Image: Electric car plugged into a house ©Woods Wheatcroft, Getty Images

Related topics: family, cars, gas prices, hybrid, car repairs

During President Barack Obama's most recent State of the Union address, he set a number of goals for "winning the future." Among them was his hope that America would have 1 million electric cars on the road by 2015.

It's an ambitious goal, and not only because electric cars have just recently begun rolling onto U.S. car lots. Still, with unrest in the Arab world driving up oil prices once again, there's sure to be renewed interest in vehicles that are not tethered to the gas pump. The question, then, is whether this first generation of electric cars makes sense for the average U.S. consumer.

The cost of ownership

The biggest factor in this determination is economic. While much of the appeal of electric cars is environmental -- Nissan has repeatedly stressed that its Leaf is "zero emission" -- no vehicle is going to have mass appeal simply because its green credentials are in order. Americans vote with their wallets, so MainStreet set out to determine how electric cars stack up against the competition.

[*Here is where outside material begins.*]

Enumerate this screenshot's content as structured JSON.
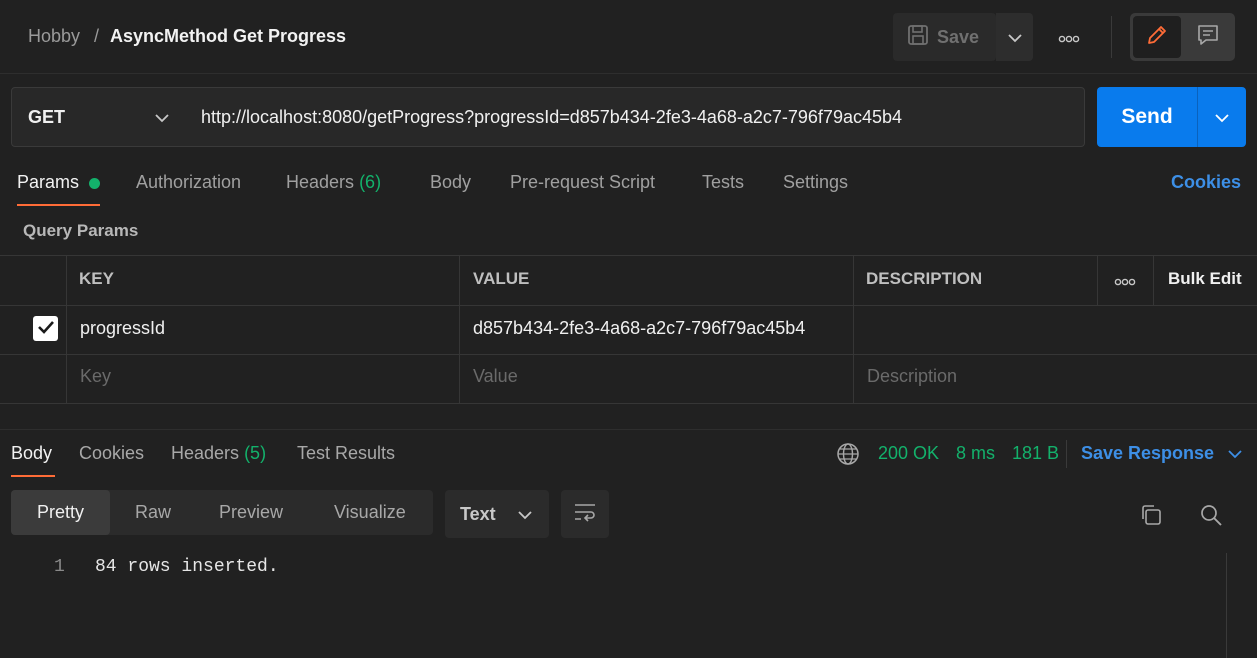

To do so, we compared the cost of ownership of three midsize hatchbacks. Representing electric cars is the aforementioned Nissan Leaf; the Toyota Prius is our hybrid; and standard gas vehicles are represented by the Volkswagen Golf.

Our findings (summarized in the graphic below) took various factors into account. Starting with the manufacturer's suggested retail price for the base model of each car, the Leaf was far and away the most expensive of the group, followed by the Prius.

 
The real cost of an electric car (assuming 100,000 miles of use)Electric: Nissan LeafHybrid: Toyota PriusGas: Volkswagen Golf
Base price:$32,780$23,050$19,755
Tax credit for electric car purchase:Up to $7,500 (plus additional credits in select states)None (expired Dec. 31, 2010); some state incentives may still applyN/A
Recharging station and installation:$2,200N/AN/A
Tax credit for charging station purchase:$1,000N/AN/A
Fuel costs:$2,600 in electricity costs to travel 100,000 miles100,000 miles on 2,000 gallons of gas: about $6,774100,000 miles on 3,703 gallons of gas: about $12,542
Total cost of ownership:$29,080$29,284$32,297
Sources: FuelEconomy.gov, AAA

We also looked at costs and savings specific to electric vehicles. Most notably, the federal government offers a tax incentive of up to $7,500 when you buy a qualified electric car, a list that currently includes the Leaf, the Tesla Roadster and the Chevy Volt (a plug-in electric hybrid).

In addition, some states will give you a tax credit for purchasing an electric car. California, for instance, will give you up to $5,000 back on your state taxes, while Colorado will credit you $6,000.

Of course, electric vehicles require the purchase of an accessory that no other car needs: a home charging station, which costs approximately $2,200 to install. But there's a federal tax incentive for that, too, with a $1,000 tax credit for people who install a home charging station.

That brings us to fuel costs, which is where electric and hybrid cars get back much of their upfront cost. Assuming gas prices stay constant and you drive 100,000 miles over the life of the car, the 26-mpg Golf will cost you more than $12,000 dollars to keep fueled. The Prius, with approximately double the fuel economy, will cost about half as much.

The Leaf, of course, does not require gasoline -- that's the point -- but it still must be powered somehow. The main variable here is not gasoline costs but electricity costs, which vary based on where you live, who provides your electricity and at what time you charge your car.

"Most people are going to be charging this thing at night," said a Nissan spokesman, and working on the assumption that most owners will do it during off-peak hours, the company assumes an average rate of 11 cents per kilowatt-hour to charge the Leaf. That translates to about 2.6 cents per mile, which means it will cost slightly more than $2,600 to keep your car on the road for 100,000 miles.